#7 of 12 in the Life Insurance “Checklist For The Real World” series.
Do you need life insurance special options or life insurance riders? Well, it's very situation specific, so you need to talk to your agent/broker about specific riders (they will most likely bring it up during your policy discussions).
Having said that, they definitely provide extra benefits though it's not usually cost effective…
However, here are a few examples of life insurance policy riders. There are a lot more than these, but these are some of the more commonly purchased riders:
Accelerated Death Benefits Rider:
Accelerated death benefits, or living needs or living benefits, provides for the covered terminally ill person to access a portion of their life insurance death benefit while they are still living. These funds can be used for paying medical bills, or for any other need. The amount that used reduces the amount of benefit that is available to the person’s beneficiary when the insured moves on.
Return of Premium Rider:
The return of premium rider provides for the joyful event of the insured surviving to the end of the policy’s term. At that point they will receive back all the premiums they paid.
Waiver of Premium Rider:
This rider can relieve the insured from making premium payments if they become disabled or ill before reaching a certain age and they are not able to afford the policy’s premium payments. With this option, there is usually a waiting period once the illness or disability begins – and the insured must typically provide proof that they are disabled or ill.
If the policy is a permanent plan, even if the insured has stopped paying their premiums, the cash value can continue growing, and / or the policy dividends can continue being paid.
Long-Term Care Rider:
With a long-term care rider, the insured will have funds available for a long-term care or nursing home without having to buy a separate long-term care insurance policy.
Critical Illness Rider:
The critical illness rider provides the insured with a lump sum of cash if diagnosed with a covered disease or illness that is specified in the policy. Examples of these can include stroke, kidney failure, or even cancer. Rather than reimbursing the individual for actual medical expenses like a health insurance policy, this rider will provide funds for the insured to use for any reason that they choose, even if it is not medical in nature.
If you remember why you’re buying life insurance (to cover the FINANCIAL loss in the event of death), policy riders probably won’t make any sense. It's beyond the scope of this checklist to define each rider possible, as there are just about as many riders as there are flavors at a restaurant. Let’s put it this way, riders are like the soda of a fast food “value meal”, the soda is where 75% of the profit is!
Having said that… if you do not have access to a financial planner or someone to help you plan for these “other” potential issues and you fear one of them happening to you, you just may want to look into them.
Life Settlements FAQ – What If I Die Shortly After Selling My Policy?
Life Settlement FAQ – What if I Change My Mind?
Life Settlement FAQ – When Will I Get My Money And From Whom?
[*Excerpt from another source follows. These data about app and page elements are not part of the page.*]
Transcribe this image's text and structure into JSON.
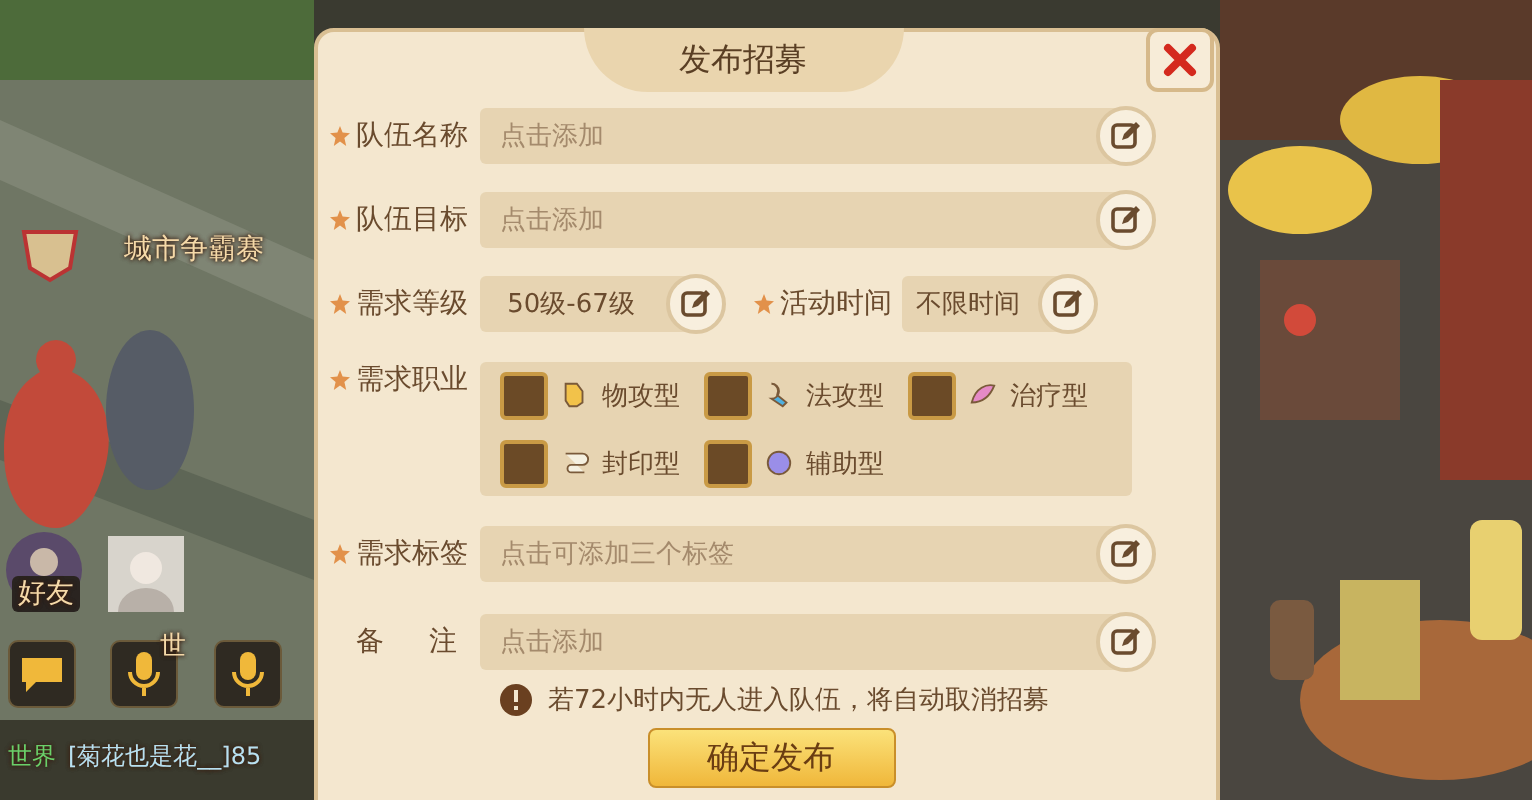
{
  "hud": {
    "event_label": "城市争霸赛",
    "friends_label": "好友",
    "channel_badge": "世",
    "chat": {
      "channel": "世界",
      "text": "[菊花也是花__]85"
    }
  },
  "dialog": {
    "title": "发布招募",
    "rows": [
      {
        "kind": "input",
        "label": "队伍名称",
        "required": true,
        "placeholder": "点击添加"
      },
      {
        "kind": "input",
        "label": "队伍目标",
        "required": true,
        "placeholder": "点击添加"
      },
      {
        "kind": "pair",
        "items": [
          {
            "label": "需求等级",
            "required": true,
            "value": "50级-67级"
          },
          {
            "label": "活动时间",
            "required": true,
            "value": "不限时间"
          }
        ]
      },
      {
        "kind": "jobs",
        "label": "需求职业",
        "required": true,
        "options": [
          {
            "label": "物攻型",
            "checked": false
          },
          {
            "label": "法攻型",
            "checked": false
          },
          {
            "label": "治疗型",
            "checked": false
          },
          {
            "label": "封印型",
            "checked": false
          },
          {
            "label": "辅助型",
            "checked": false
          }
        ]
      },
      {
        "kind": "input",
        "label": "需求标签",
        "required": true,
        "placeholder": "点击可添加三个标签"
      },
      {
        "kind": "input",
        "label": "备 注",
        "required": false,
        "placeholder": "点击添加"
      }
    ],
    "notice": "若72小时内无人进入队伍，将自动取消招募",
    "confirm": "确定发布"
  }
}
And What Happens After?
Life Settlement FAQ – Is My Information Private & Confidential?
Life Settlement FAQ – Broker or Provider Representative?
Life Settlement FAQ – Do I have to sell all of my policy?